/---
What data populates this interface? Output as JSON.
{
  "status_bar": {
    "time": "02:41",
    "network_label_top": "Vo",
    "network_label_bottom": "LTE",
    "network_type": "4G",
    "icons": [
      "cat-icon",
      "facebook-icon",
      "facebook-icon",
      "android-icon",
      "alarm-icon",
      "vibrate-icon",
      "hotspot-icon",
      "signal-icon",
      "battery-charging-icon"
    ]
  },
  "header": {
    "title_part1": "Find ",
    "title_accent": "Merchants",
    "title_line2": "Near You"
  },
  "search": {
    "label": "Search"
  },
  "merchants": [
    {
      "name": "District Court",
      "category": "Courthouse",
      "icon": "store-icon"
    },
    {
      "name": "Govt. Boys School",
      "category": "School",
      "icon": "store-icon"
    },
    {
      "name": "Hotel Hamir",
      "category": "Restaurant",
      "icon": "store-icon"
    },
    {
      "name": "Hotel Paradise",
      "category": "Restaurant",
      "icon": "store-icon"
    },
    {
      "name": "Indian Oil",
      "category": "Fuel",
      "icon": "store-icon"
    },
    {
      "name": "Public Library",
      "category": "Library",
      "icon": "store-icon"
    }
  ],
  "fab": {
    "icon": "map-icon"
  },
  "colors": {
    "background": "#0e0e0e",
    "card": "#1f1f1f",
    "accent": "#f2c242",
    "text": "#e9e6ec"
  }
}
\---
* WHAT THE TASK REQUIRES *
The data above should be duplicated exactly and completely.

* WRITTEN ANSWER *
What data populates this interface? Output as JSON.
{
  "status_bar": {
    "time": "02:41",
    "network_label_top": "Vo",
    "network_label_bottom": "LTE",
    "network_type": "4G",
    "icons": [
      "cat-icon",
      "facebook-icon",
      "facebook-icon",
      "android-icon",
      "alarm-icon",
      "vibrate-icon",
      "hotspot-icon",
      "signal-icon",
      "battery-charging-icon"
    ]
  },
  "header": {
    "title_part1": "Find ",
    "title_accent": "Merchants",
    "title_line2": "Near You"
  },
  "search": {
    "label": "Search"
  },
  "merchants": [
    {
      "name": "District Court",
      "category": "Courthouse",
      "icon": "store-icon"
    },
    {
      "name": "Govt. Boys School",
      "category": "School",
      "icon": "store-icon"
    },
    {
      "name": "Hotel Hamir",
      "category": "Restaurant",
      "icon": "store-icon"
    },
    {
      "name": "Hotel Paradise",
      "category": "Restaurant",
      "icon": "store-icon"
    },
    {
      "name": "Indian Oil",
      "category": "Fuel",
      "icon": "store-icon"
    },
    {
      "name": "Public Library",
      "category": "Library",
      "icon": "store-icon"
    }
  ],
  "fab": {
    "icon": "map-icon"
  },
  "colors": {
    "background": "#0e0e0e",
    "card": "#1f1f1f",
    "accent": "#f2c242",
    "text": "#e9e6ec"
  }
}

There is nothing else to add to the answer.